Obama has said repeatedly that the use of chemical weapons would cross a "red line" and constitute a "game changer" for U.S. policy on Syria, which until now has focused entirely on providing the opposition with nonlethal assistance and humanitarian aid.
The White House said it had notified Congress, the United Nations and key international allies about the new U.S. chemical weapons determination. Obama will discuss the assessments, along with broader problems in Syria, during the summit of eight leading industrial nations next week in Northern Ireland.
Among those in attendance will be Russian President Vladimir Putin, one of Assad's most powerful backers. Obama and Putin will hold a one-on-one meeting on the sidelines of the summit, and the U.S. leader is expected to press his Russian counterpart to drop his political and military support for the Syrian government.
But Putin's foreign affairs adviser, Yuri Ushakov, said Friday that Moscow had doubts about Washington's claim Assad had used chemical weapons against the opposition.
He told reporters the information provided by U.S. officials to Russia "didn't look convincing."
The Syrian fighters have been clamoring for bolder Western intervention, particularly given the estimated 5,000 Hezbollah guerrillas propping up Assad's forces. Assad's stunning military success last week at Qusair, near the Lebanese border, and preparations for offensives against Homs and Aleppo have made the matter more urgent.

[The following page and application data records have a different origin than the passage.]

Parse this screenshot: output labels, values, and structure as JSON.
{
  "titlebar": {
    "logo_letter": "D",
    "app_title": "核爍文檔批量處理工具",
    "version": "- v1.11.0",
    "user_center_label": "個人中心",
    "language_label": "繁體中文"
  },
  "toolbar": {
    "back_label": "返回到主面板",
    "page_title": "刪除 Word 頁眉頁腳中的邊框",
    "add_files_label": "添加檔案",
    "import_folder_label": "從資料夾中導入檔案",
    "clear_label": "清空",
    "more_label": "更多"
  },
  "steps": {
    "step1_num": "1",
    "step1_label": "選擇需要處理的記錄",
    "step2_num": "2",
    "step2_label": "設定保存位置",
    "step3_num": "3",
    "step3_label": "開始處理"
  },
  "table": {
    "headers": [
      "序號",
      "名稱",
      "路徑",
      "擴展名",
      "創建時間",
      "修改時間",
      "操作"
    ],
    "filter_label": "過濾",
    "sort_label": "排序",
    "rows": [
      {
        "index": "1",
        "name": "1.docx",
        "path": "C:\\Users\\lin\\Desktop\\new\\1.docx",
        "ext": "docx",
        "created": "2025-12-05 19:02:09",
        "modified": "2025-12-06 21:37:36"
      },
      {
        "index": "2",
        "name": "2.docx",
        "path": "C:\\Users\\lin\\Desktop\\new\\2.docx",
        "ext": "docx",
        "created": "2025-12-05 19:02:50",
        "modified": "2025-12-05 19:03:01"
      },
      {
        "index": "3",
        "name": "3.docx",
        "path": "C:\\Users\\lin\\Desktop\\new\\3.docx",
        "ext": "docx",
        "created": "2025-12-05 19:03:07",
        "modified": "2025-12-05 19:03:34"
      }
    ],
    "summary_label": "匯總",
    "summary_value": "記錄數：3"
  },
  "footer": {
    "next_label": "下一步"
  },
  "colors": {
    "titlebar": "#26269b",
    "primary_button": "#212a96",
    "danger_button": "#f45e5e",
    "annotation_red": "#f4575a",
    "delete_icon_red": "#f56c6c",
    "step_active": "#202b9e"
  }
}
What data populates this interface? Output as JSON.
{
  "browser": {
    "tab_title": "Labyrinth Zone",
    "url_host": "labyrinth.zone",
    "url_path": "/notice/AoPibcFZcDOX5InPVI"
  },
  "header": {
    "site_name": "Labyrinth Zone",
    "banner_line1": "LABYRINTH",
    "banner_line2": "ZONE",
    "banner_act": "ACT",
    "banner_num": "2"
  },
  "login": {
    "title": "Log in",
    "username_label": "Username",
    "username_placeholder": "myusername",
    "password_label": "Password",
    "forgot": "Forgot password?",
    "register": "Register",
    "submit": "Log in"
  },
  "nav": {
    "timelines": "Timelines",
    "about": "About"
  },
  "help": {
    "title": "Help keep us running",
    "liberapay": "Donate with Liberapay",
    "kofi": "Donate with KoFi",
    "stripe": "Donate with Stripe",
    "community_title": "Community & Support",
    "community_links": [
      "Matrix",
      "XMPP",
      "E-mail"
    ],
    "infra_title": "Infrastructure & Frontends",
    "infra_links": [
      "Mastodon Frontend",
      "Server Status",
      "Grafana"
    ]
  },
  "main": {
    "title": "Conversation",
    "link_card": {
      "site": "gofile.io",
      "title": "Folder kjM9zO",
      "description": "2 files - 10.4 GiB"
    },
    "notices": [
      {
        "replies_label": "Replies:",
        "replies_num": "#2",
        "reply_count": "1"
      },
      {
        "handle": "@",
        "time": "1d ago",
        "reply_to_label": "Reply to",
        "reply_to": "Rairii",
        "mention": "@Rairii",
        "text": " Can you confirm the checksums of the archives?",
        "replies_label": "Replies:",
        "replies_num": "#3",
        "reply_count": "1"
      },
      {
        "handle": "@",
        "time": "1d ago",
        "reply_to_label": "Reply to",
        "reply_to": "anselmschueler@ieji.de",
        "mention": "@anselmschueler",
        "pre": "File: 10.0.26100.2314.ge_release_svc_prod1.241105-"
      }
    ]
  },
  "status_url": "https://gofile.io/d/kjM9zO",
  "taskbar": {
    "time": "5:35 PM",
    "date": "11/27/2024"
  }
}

Rep. Ed Royce, R-Calif., the chairman of the House Foreign Affairs Committee, said he supported the president's decision "to expand assistance for the vetted Syrian opposition." But other lawmakers expressed reservations, including Sen. Chris Murphy, D-Conn., a member of the Senate Foreign Relations Committee.